DESCRIPTION OF THE TASK: Give only the number of lines in the following entries where "icon" appears.

EXERCISE DATA START

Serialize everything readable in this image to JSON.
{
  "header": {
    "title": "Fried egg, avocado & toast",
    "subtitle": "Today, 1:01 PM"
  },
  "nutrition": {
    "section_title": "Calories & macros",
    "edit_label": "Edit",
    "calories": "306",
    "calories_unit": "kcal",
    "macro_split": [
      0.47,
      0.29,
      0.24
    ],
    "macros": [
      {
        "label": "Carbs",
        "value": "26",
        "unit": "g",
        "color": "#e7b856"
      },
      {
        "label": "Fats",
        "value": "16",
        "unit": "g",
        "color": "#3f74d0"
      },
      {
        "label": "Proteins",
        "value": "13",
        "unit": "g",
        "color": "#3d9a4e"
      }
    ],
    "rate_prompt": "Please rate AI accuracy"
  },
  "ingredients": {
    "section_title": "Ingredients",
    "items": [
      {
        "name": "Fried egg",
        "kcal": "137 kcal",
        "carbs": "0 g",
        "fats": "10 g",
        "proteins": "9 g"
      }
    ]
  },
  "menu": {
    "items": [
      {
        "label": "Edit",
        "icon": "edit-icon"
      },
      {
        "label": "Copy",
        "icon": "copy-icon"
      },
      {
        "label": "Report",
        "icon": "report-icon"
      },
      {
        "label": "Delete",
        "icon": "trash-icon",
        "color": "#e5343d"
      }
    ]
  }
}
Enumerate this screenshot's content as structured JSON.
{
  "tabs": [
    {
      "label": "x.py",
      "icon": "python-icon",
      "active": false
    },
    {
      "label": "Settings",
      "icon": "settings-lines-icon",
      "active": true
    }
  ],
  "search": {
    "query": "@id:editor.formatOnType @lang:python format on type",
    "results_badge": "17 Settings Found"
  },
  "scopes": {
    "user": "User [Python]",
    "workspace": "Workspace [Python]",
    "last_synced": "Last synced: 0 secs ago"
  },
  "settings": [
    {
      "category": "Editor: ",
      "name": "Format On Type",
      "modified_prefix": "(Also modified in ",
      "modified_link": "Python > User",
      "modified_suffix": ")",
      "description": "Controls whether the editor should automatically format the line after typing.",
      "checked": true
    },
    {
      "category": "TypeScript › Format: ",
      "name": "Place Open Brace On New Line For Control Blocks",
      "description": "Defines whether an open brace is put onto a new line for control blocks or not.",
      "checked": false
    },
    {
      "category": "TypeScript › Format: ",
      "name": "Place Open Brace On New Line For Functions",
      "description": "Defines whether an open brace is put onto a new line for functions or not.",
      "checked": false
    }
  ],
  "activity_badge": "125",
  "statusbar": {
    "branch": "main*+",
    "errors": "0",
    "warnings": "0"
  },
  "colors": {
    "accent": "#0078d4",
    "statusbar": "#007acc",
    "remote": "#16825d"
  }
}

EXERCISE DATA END

EXERCISE SOLUTION: 6